The Ottawa Public Library is preparing a proposal to the city for a new library to be built in south Orléans — and, if approved, the initiative would see the construction of the first east-end library designed specifically to serve the area’s rural residents.

Anna Basile, division manager of corporate services for the OPL, said the proposal comes as a result of a study undertaken by the city in 2016, which predicted a heavy decade of population growth in the city’s eastern rural communities, particularly Navan, Cumberland and Notre-Dame-des-Champs.

“At the time, based on how fast the city’s east-end communities were growing, we anticipated there would be a need for about 7,500 to 10,000 square feet of space in (the) area to accommodate the new growth somewhere — a space that’s actually quite large, given that it’s aimed at a rural area,” she said. 

Basile said the library is likely to be located near the François Dupuis Recreation Centre on Portobello Boulevard, making use of undeveloped land closest to the boundary between suburban Orléans and the city’s rural eastern communities.  

“Right now, someone living in Vars or Cumberland might have to drive 25 minutes to get to the closest library in the east end,” said Basile. 

“If we were to build a library here, it might take 10 minutes, which is so important, because driving distance is such a deterrent when it comes to making use of public libraries … and that’s a bad thing, because there’s so much evidence to show using libraries results in better-educated, tighter-knit people and communities.”

Basile added that public input collected by OPL’s survey about the library will be a key factor in determining plans for its exact location, size and services, which all vary based on whether a community is downtown, suburban, or in the country.

Shari Hill, president of the Friends of the Ottawa Public Library Association — a non-profit group that supports OPL primarily through used book sales — emphasized the financial importance of libraries for rural communities that may also have a significant population of low-income residents.

She pointed to a 2016 OPL study, which found that Ottawa residents receive $5.17 in benefits (such as programming, employment and spending) for every $1 invested in the library system.

“We live in a knowledge economy, and there is so much libraries provide us with — it’s important we get them the funding and (feedback) they need,” she said.

Exactly how much funding will be needed to construct the new library has yet to be determined, said Basile. Amid city council's approval of a $65-million increase in the budget for the city's new central library at LeBreton Flats — a joint facility with Library and Archives Canada to be called Adisoke — more feedback from east-end residents is needed before a final estimate can be made on what the new Orléans library will tack on to the OPL budget.

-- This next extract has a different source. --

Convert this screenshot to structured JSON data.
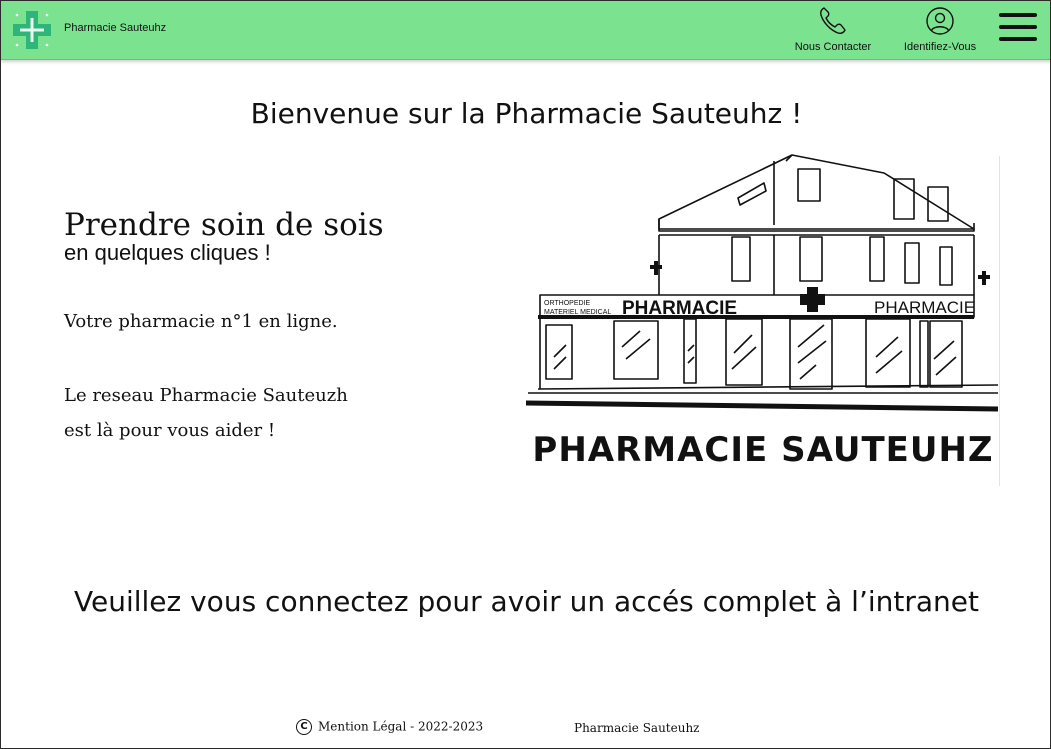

Anna Basile, division manager (corporate services) with the Ottawa Public Library, breaks down how the construction of new public libraries is funded. Spoiler alert: it requires less of your tax money than you might have expected.

Geraldine Wildman, a rural affairs policy advisor at the City of Ottawa, said the proposal and potential construction of a new library for the city’s rural residents comes at a very important time, given an increased dependence on reliable internet across the board.

“If there’s anything the pandemic has taught us, it’s how important the internet is, particularly if something like (COVID-19) were to happen again,” she said. “We’re really prioritizing rural connectivity in our new official plan for rural development, but there’s only so much we can do within a certain timeframe.”

Wifi hubs, said Wildman, will likely be a large component of her proposal to the city — and libraries could be a central part of this, considering only 10 per cent of Ottawa’s population is spread across the city’s 2,232-square-kilometre rural landscape.

“For people who live so far out they just can’t get the internet connection they need right now, wifi hubs — including libraries — could really help, because the infrastructure and costs associated with bringing high-speed internet to the country could be cut down by concentrating in just a few specific locations.”

Though the timeline for when the library would be completed has yet to be confirmed, Basile said public input will be taken into account “every step of the way.”

“If (the east end’s rural residents) decide they want more children’s spaces, they’ll get them. If they decide they want high-speed internet, they’ll get it. If they decide they want a certain colour of furniture, they’ll probably get it,” she said.

“This is their library, and they’ll be listened to as we move forward on this.”